• **Exercise objective**
From the entries that follow, pick out all lines holding "symbol".

Dataset records:
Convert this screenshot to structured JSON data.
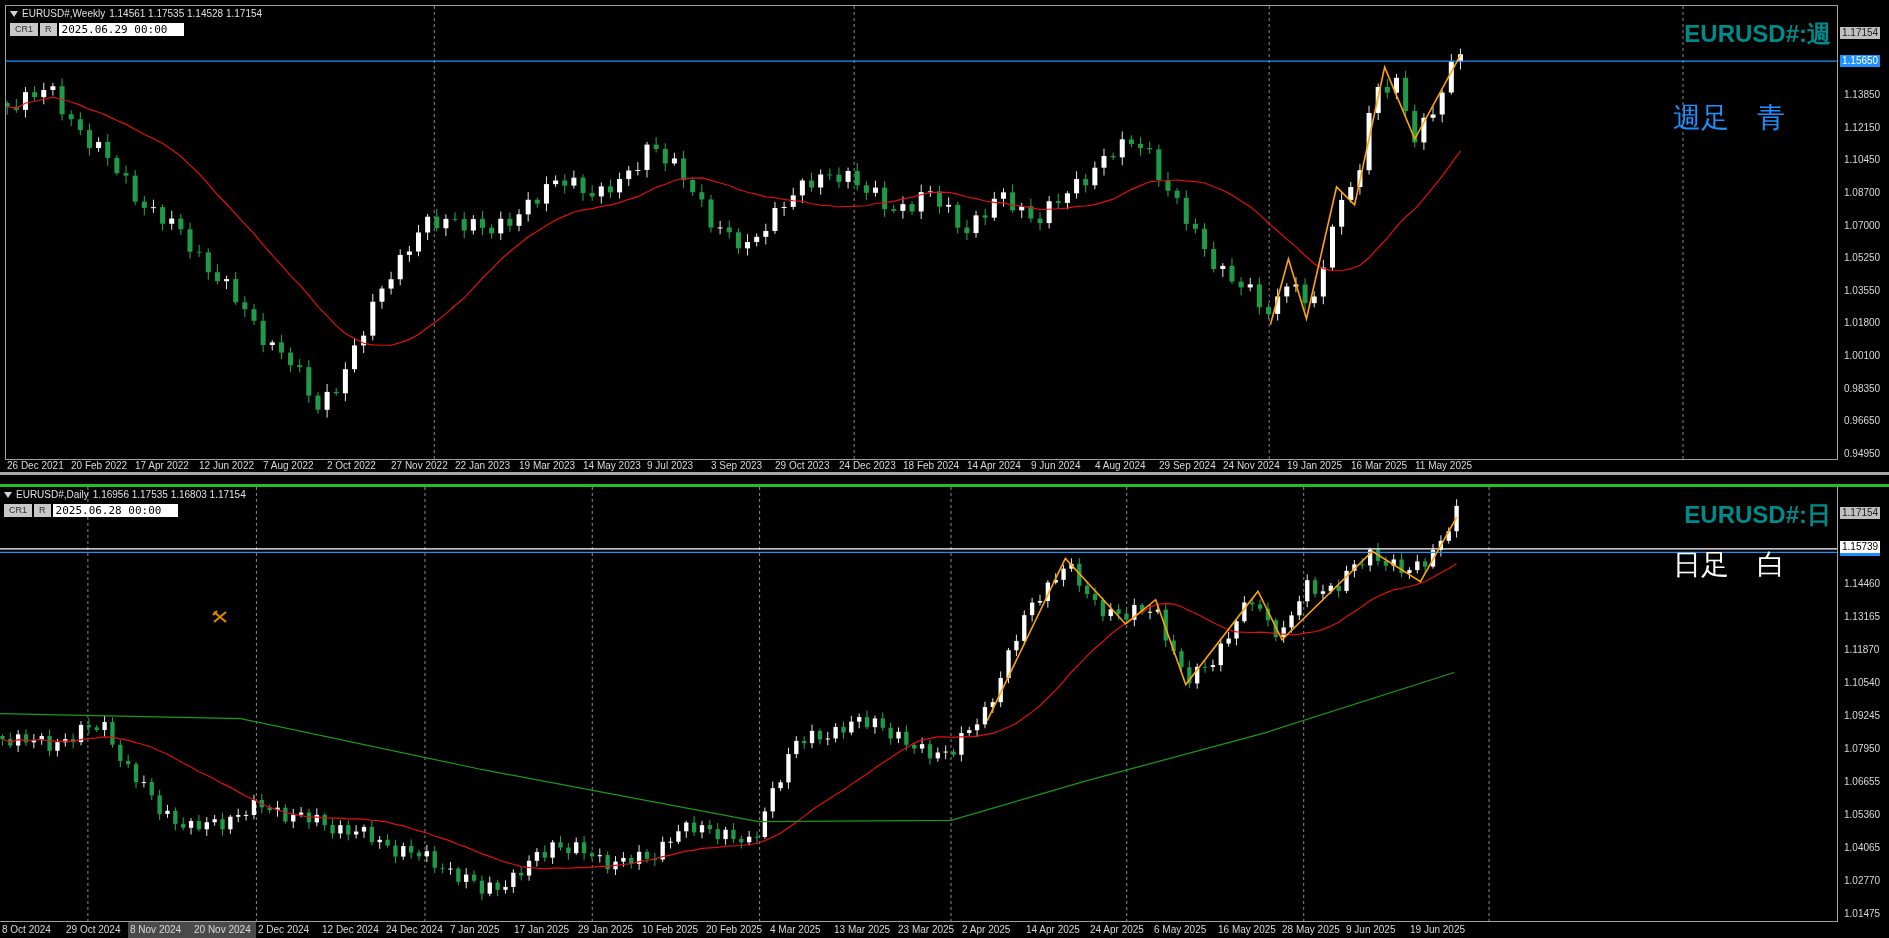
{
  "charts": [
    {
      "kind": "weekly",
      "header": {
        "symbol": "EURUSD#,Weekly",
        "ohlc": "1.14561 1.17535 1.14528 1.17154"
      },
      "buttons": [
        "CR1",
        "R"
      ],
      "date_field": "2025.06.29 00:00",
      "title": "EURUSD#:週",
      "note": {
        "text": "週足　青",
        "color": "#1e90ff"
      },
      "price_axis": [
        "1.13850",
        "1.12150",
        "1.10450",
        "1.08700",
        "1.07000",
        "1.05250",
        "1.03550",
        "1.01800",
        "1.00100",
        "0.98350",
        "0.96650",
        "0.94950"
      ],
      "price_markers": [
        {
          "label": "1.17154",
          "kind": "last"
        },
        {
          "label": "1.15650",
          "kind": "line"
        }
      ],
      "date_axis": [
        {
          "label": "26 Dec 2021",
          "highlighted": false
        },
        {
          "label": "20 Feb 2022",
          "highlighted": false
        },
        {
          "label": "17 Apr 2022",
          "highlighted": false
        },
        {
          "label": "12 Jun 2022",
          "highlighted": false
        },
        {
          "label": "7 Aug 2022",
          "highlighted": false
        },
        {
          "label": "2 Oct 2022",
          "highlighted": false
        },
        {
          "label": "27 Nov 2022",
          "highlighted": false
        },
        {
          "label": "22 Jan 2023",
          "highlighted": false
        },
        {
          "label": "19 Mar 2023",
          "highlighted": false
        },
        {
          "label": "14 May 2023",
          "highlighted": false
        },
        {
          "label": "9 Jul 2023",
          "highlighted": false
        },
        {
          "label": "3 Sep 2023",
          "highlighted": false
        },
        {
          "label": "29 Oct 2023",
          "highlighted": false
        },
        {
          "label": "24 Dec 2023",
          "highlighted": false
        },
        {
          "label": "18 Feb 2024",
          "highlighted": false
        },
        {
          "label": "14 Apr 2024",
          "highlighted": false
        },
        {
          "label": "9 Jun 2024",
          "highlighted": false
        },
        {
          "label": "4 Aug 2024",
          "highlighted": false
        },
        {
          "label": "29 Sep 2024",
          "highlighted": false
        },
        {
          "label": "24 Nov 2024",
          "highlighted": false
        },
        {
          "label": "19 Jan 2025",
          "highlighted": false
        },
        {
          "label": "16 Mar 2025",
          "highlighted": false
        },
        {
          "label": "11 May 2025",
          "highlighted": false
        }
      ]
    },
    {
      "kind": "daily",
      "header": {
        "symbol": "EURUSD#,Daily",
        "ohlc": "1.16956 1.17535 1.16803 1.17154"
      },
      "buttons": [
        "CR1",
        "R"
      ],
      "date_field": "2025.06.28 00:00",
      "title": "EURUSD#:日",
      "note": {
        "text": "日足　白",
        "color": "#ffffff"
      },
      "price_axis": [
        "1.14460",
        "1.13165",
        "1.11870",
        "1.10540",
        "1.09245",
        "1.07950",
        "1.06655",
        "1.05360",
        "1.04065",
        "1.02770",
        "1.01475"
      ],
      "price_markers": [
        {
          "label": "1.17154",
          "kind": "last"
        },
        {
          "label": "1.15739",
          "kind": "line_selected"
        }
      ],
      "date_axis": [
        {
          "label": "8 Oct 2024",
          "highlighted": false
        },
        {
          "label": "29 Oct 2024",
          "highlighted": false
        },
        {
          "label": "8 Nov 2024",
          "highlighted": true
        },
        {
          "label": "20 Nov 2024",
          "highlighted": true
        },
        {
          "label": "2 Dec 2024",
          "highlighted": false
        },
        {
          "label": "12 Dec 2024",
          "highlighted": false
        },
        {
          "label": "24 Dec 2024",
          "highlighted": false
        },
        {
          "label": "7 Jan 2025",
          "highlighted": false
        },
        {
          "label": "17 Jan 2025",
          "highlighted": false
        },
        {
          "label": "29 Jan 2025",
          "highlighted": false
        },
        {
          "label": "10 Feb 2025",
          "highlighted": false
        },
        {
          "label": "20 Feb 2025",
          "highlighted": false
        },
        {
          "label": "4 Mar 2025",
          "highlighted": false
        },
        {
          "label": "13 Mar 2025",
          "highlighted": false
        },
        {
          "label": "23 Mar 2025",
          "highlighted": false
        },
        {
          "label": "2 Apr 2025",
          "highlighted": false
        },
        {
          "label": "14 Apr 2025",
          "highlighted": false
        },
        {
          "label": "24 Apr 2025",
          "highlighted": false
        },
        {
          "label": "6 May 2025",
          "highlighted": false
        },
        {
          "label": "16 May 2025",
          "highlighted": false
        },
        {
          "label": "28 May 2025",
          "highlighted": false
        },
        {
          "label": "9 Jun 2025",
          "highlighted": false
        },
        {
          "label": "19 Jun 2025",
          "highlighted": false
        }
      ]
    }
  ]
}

• **Expected answer**
        "symbol": "EURUSD#,Weekly",
        "symbol": "EURUSD#,Daily",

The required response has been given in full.